2,6,1 0-Trimethylundeca- 1,5,9-triene (IX) .-Spec tral data
follow: ir 3050 (m), 2960 (s), 2940 (s), 2860 (s), 1760 (w), 1645
(m), 1440 (s), 1370 (m), 1110 (m), 1050 (w),985 (w), 965 (w),
887 (s), 828 cm-' (w); nmr T 8.46 (s) and 8.35 (m, 12 H), ca.
8.0 (8 H), 5.38 (s, 2 H), 4.94 (2 H); mass spectrum, molecular
ion a t m/e 192.15
AnaZ.I6 Calcd for C1&:
C, 87.50; H, 12.50. Found:
C, 87.75; H, 12.34.
2,6,10-Trimethylundeca-2,4,9-triene (X).-Spectral data follow: uv max (95% ethanol) 238 mp (e 25,000); ir 3000 (m),
2960 ( s ) , 2940 ( s ) , 2850 (s), 1650 (w), 1610 (w), 1440 ( s ) , 1370
(s), 1195 (w), 1095 (w), 1035 (w), 989 (m), 960 (s), 860 (m), 827
cm-' (w); mass spectrum, molecular ion a t m/e 192.16
AnaZ.16 Calcd for C14H24: C, 87.50; H, 12.50. Found: C,
87.34; H, 12.67.
trans-&Famesene (III).-See properties given above.
Isomerization of trans-p-Farnesene .-trans-p-farnesene (1.97
g) was combined with 120 mg of rhodium chloride trihydrate in
16 ml of absolute ethanol. The mixture was heated and stirred
under nitrogen a t 70" for 30 min. The mixture was cooled,
taken up in 30 ml of diethyl ether, and washed once with 75 ml
of saturated NaHCO; solution and then several times with distilled water. The solvent was evaporated to give a quantitative recovery of material. Gas chromatography (25% TCEP and 30-60
mesh Chromosorb W 10 f t x
in. column, 124") showed two
major components, XI11 (24.5) and VI1 (57.3%).
ah-Farnesene (XIII).-Spectral data follow: uv max (95%
ethanol) 280 m l (E 12,000); ir 3078 (w), 3047 (w), 2970 (s), 2924
(s), 2729 (w), 1665 (w), 1645 (m), 1594 (w), 1440 ( s ) , 1378 (s),
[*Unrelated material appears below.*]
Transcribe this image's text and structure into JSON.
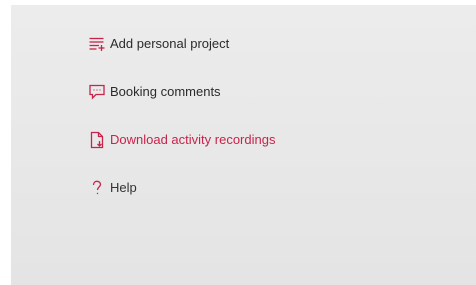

1236 (w), 1110 (m), 987 (m), 958 (m), 900 (m), 827 (m), 797
cm-1 (w).
trans,trans-a-Farnesene (VII).-Spectral data follow: uv max
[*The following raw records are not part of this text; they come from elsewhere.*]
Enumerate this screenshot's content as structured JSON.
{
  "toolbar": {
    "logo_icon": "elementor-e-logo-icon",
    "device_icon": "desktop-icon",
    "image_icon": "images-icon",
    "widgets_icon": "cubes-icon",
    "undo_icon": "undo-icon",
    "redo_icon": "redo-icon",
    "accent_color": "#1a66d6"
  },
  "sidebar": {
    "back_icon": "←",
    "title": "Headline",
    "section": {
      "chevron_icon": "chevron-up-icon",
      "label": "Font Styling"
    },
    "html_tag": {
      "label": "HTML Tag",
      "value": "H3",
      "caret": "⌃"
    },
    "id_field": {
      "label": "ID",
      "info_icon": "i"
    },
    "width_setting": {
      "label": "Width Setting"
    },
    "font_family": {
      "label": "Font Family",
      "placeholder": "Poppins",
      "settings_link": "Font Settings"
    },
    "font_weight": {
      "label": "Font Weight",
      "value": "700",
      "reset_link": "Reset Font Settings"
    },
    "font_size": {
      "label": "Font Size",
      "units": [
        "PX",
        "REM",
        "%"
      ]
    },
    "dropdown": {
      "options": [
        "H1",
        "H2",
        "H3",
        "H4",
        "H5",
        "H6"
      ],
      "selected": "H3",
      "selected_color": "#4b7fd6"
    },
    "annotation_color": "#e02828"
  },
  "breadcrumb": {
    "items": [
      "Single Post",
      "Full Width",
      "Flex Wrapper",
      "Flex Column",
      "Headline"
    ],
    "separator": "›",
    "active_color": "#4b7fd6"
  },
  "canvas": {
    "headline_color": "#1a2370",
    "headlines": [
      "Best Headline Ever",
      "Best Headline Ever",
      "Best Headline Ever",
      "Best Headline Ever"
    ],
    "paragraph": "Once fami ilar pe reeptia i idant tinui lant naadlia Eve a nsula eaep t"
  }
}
(95% ethanol) 233 mp (E 27,000); ir 3091 (w), 2970 (s), 2930
(s), 2885 (s), 1645 (m), 1609 (m), 1445 (s), 1383 (s), 1110 (m),
1092 (m), 989 (m), 893 (s), 839 cm-' (w) [reported ir spectra,
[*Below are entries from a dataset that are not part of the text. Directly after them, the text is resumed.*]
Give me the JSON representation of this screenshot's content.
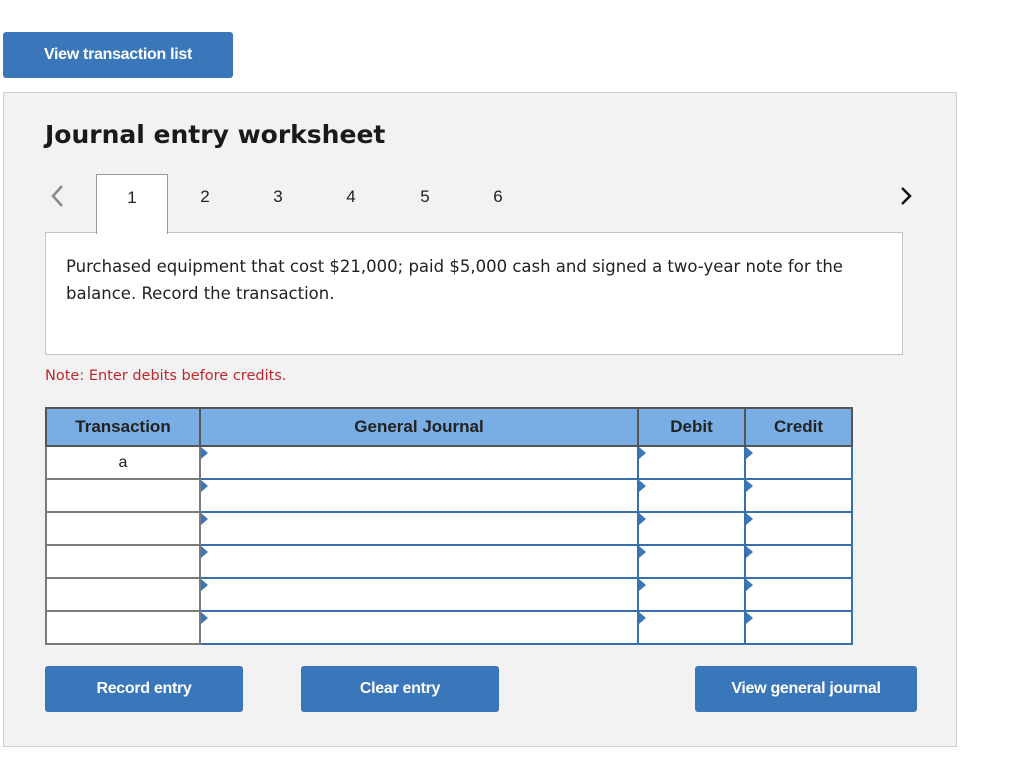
{
  "top_button": {
    "label": "View transaction list"
  },
  "worksheet": {
    "title": "Journal entry worksheet",
    "tabs": [
      "1",
      "2",
      "3",
      "4",
      "5",
      "6"
    ],
    "active_tab": "1",
    "question": "Purchased equipment that cost $21,000; paid $5,000 cash and signed a two-year note for the balance. Record the transaction.",
    "note": "Note: Enter debits before credits.",
    "table": {
      "headers": [
        "Transaction",
        "General Journal",
        "Debit",
        "Credit"
      ],
      "rows": [
        {
          "transaction": "a",
          "account": "",
          "debit": "",
          "credit": ""
        },
        {
          "transaction": "",
          "account": "",
          "debit": "",
          "credit": ""
        },
        {
          "transaction": "",
          "account": "",
          "debit": "",
          "credit": ""
        },
        {
          "transaction": "",
          "account": "",
          "debit": "",
          "credit": ""
        },
        {
          "transaction": "",
          "account": "",
          "debit": "",
          "credit": ""
        },
        {
          "transaction": "",
          "account": "",
          "debit": "",
          "credit": ""
        }
      ]
    },
    "buttons": {
      "record": "Record entry",
      "clear": "Clear entry",
      "view_general_journal": "View general journal"
    }
  },
  "icons": {
    "prev": "chevron-left-icon",
    "next": "chevron-right-icon"
  },
  "colors": {
    "button": "#3a76ba",
    "header": "#78aee3",
    "note": "#c0272d"
  }
}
3085 (w), 1635 (m), 1600 (s), 985 (s), 890 (s), 835 (m),%>l7
and
3093 (w), 1667 (w), 1642 (m), 1609 (s), 990 (s), 893 (sISbl;nmr
T 8.40 (m, 9 H), 8.26 (3 H ) , 8.00 (4 H), 7.19 (t, J = 7 Hz, 2 H),
5.20,5.11, 5.04,4.85, and4.60(t,3Hinall),3.68(quartet, 1 H )
[reported nmr spectrum,*b 8.39, 8.36 (m, 9 H), 8.26 (3 H), 8.00
(d, 4 H ) , 7.19 (t, 2 H), 4.9 (m, 5 H ) , 3.68( quartet, 1 H)];
mass spectrum,18m/e 204 (p, 7.3%), 189 (2.3), 161 (5.8), 135
(7.3), 119 (31.1), 107 (40.4),93 (82.2), 79 (36.4), 69 (51.8);
55 (50.2), 41 (100.0) (reported mass spectrum,3bm/e 204, 189,
161, 135, 119, 107, 93, 79, 69, 55, 41).

Registry No.-111, 502-60-3; IV, 21902-26-1 ; VII,


21499-64-9; VIII, 20266-07-3; IX, 13290-12-5; X,
21902-29-4; XIII, 2 1902-30-7.
Acknowledgment.-Technical
assistance was provided by Messrs. B. Crawford and D. Hachey. The
mass spectrometric determinations by R. Hites are
gratefully acknowledged. This work was partially
supported by the Petroleum Research Fund of the
American Chemical Society.
(16) Analyses were performed by Spang Microanalytical Laboratories,
Ann Arbor, Mich.
(17) The small discrepancies between the reported6 values are apparently
due to the use of a dilute carbon tetrachloride solution in one case.% The
spectra are identical as thin films (private communication, Professor G. W.
K. Cavill).
(IS) The analysis was kindly provided by Dr. D. deJong, Wayne State
University.